## TASK ITEM:
How many lines in the listing include the string "subtitle"? Reply with the number alone.

## RECORDED INFORMATION:
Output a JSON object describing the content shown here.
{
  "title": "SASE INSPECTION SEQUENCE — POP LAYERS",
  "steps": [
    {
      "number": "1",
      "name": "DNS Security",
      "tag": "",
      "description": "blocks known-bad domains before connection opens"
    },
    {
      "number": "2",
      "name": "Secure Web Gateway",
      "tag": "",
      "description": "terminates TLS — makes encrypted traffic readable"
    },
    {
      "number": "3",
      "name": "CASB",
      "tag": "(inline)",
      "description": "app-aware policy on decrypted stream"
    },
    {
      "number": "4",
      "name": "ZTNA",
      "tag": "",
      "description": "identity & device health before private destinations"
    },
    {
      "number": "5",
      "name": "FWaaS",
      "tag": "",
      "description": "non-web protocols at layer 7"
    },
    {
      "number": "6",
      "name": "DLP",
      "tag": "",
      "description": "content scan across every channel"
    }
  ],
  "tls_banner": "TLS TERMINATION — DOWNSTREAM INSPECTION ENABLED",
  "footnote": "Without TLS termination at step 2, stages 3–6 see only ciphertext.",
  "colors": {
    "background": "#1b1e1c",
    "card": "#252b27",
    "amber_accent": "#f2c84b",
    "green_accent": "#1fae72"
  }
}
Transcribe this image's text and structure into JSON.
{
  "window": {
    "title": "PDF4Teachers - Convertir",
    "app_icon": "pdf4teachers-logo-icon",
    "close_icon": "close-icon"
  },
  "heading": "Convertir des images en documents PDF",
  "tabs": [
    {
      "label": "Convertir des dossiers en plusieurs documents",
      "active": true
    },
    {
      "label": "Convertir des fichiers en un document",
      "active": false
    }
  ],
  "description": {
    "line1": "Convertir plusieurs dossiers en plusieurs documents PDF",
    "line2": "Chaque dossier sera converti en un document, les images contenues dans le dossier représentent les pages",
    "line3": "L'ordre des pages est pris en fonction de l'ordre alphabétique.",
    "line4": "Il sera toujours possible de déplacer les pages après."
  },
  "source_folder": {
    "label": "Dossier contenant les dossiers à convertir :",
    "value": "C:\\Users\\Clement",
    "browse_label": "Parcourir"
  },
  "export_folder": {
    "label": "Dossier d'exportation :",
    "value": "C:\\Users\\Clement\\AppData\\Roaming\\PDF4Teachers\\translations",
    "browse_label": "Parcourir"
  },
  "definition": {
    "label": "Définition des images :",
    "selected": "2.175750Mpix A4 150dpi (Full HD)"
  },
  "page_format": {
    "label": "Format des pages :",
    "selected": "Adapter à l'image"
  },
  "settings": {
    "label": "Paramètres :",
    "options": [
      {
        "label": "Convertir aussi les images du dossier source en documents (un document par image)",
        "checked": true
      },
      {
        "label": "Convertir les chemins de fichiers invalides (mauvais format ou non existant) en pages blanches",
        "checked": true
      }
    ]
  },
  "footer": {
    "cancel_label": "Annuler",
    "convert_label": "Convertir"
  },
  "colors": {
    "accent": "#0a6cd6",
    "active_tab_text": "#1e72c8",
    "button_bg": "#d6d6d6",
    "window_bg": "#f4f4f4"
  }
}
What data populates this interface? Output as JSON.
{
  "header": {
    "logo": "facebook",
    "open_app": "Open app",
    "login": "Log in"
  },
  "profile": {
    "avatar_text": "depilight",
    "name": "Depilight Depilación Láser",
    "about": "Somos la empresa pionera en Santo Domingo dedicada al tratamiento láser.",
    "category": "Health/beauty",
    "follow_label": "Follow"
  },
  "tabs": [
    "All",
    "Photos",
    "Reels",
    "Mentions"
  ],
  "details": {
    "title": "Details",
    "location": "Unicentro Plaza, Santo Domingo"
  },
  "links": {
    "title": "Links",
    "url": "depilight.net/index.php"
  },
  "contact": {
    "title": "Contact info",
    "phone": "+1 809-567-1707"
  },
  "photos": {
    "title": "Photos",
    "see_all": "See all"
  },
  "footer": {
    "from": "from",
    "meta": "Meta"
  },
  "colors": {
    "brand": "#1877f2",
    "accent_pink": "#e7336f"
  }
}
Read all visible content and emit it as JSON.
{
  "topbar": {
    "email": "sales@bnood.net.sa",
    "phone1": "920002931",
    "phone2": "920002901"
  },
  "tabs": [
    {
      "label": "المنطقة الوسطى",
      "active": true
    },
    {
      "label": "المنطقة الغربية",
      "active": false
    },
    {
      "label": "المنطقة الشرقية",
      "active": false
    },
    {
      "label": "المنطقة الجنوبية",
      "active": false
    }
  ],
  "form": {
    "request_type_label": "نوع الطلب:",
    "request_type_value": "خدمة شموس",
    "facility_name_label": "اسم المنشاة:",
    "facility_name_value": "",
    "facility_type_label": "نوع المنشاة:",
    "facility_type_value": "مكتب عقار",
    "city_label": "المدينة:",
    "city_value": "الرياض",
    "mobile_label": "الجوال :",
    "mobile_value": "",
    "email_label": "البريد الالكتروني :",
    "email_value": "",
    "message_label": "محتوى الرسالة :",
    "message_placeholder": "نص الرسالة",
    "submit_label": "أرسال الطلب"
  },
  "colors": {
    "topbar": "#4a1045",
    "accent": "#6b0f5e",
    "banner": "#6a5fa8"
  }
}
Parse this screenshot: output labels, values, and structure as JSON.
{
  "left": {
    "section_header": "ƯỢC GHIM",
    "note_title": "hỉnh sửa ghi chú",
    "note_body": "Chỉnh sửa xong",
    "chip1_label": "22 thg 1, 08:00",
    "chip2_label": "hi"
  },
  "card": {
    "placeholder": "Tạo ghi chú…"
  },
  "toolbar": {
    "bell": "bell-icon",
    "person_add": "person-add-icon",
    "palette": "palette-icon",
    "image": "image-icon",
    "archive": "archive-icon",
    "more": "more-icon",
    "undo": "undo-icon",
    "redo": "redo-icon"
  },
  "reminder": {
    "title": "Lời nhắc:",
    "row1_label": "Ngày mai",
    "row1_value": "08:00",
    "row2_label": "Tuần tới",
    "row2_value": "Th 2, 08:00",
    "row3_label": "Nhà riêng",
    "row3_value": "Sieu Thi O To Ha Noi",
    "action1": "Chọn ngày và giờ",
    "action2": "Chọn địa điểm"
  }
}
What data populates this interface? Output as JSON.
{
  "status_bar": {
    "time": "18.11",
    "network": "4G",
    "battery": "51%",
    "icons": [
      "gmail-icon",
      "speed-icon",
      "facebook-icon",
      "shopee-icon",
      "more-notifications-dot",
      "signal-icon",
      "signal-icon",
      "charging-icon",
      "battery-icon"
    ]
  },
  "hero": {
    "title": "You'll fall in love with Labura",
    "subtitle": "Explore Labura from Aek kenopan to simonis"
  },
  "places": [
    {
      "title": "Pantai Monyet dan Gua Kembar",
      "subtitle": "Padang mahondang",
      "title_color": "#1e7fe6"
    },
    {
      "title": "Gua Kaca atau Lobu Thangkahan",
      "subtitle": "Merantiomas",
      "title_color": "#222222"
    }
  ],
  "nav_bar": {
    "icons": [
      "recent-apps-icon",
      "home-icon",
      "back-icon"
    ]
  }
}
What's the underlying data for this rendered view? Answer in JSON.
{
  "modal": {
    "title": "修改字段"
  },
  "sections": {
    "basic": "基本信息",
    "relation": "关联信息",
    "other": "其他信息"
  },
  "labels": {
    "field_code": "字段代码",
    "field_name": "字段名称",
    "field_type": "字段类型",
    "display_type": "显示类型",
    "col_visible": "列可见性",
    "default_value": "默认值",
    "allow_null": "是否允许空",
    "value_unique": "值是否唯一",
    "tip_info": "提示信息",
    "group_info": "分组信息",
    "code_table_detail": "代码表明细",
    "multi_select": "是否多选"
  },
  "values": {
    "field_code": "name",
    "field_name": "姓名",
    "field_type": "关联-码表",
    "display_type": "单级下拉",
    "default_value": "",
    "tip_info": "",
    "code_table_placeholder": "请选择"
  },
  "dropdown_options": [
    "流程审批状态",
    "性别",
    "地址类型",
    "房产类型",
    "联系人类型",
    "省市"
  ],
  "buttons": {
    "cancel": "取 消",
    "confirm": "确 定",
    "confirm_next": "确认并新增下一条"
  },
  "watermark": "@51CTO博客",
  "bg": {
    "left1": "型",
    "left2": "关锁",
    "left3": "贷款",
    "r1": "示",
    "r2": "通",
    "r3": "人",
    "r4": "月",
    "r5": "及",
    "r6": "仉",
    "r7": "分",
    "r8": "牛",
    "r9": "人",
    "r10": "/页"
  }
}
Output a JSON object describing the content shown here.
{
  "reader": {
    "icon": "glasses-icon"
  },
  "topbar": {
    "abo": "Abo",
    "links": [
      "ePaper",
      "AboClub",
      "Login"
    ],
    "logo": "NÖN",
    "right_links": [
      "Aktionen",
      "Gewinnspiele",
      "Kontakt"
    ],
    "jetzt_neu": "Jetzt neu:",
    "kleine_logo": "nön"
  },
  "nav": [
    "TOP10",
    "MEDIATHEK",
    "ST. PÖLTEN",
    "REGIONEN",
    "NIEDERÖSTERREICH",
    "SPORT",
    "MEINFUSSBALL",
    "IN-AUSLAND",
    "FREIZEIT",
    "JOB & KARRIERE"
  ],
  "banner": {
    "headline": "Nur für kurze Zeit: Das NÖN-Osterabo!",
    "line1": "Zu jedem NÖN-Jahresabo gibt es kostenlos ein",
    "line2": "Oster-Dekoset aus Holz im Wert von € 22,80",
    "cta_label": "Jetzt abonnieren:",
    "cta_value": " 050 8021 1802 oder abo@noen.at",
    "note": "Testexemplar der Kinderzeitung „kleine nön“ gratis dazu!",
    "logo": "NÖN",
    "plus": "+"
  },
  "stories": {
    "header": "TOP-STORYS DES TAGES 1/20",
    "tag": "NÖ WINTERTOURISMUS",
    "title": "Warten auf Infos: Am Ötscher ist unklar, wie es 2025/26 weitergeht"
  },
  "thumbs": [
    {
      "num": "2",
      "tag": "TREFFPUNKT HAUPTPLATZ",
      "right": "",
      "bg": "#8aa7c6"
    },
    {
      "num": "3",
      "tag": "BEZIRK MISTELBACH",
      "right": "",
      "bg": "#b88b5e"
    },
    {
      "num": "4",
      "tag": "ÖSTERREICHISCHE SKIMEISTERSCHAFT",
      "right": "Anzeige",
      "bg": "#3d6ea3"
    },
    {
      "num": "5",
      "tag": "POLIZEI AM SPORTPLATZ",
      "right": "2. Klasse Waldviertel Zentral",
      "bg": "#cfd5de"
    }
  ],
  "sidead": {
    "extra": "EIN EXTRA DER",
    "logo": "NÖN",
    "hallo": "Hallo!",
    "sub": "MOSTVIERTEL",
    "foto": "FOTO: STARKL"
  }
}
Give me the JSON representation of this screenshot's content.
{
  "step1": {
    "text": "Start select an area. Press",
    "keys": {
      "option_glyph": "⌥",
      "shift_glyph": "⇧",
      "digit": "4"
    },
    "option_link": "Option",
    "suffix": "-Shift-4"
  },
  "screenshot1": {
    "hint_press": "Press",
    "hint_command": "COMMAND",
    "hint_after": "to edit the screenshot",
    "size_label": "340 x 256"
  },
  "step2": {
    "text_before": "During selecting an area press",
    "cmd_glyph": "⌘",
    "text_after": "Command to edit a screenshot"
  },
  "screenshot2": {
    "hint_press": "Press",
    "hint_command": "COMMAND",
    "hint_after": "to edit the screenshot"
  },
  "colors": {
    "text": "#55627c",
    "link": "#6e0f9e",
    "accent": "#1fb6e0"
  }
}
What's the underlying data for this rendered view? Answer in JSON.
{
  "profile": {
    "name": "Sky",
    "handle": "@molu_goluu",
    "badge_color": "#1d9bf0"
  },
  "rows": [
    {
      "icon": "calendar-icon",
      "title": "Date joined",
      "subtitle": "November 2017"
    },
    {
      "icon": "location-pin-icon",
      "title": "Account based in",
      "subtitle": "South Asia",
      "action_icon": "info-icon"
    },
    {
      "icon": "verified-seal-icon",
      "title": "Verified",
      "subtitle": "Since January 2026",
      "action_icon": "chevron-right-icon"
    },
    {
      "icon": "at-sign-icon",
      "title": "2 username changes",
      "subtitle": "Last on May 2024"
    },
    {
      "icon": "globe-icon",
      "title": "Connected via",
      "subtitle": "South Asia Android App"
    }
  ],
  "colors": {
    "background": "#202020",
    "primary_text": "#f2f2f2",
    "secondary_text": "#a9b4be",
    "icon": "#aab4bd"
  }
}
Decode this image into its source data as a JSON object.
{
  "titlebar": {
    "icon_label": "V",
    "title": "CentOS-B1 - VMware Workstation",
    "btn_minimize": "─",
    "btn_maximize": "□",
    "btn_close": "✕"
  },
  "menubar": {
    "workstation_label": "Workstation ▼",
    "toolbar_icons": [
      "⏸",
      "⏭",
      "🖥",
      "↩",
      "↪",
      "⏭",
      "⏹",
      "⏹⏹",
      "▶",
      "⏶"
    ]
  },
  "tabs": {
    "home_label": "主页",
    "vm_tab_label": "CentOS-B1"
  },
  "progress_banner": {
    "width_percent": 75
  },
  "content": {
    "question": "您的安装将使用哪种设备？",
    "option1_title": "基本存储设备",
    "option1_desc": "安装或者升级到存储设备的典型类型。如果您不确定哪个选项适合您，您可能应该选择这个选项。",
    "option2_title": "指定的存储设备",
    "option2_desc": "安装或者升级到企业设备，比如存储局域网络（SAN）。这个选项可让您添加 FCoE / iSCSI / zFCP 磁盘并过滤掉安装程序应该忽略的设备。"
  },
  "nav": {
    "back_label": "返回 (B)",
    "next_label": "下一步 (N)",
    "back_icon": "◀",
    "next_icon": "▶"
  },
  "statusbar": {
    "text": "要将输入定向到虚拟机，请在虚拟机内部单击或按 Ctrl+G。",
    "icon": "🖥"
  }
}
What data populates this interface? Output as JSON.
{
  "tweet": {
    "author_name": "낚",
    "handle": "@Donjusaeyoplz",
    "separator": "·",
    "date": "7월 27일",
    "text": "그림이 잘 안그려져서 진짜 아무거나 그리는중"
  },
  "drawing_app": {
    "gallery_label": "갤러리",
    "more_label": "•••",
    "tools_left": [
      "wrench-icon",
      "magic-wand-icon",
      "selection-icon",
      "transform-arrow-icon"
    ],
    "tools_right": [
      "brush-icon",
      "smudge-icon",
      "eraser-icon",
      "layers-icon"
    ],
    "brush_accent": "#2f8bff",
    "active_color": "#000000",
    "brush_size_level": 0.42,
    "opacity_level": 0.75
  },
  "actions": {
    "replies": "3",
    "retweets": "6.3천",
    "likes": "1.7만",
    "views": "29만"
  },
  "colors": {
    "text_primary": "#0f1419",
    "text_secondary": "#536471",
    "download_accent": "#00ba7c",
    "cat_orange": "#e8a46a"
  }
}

## RESPONSE TO THE TASK:
8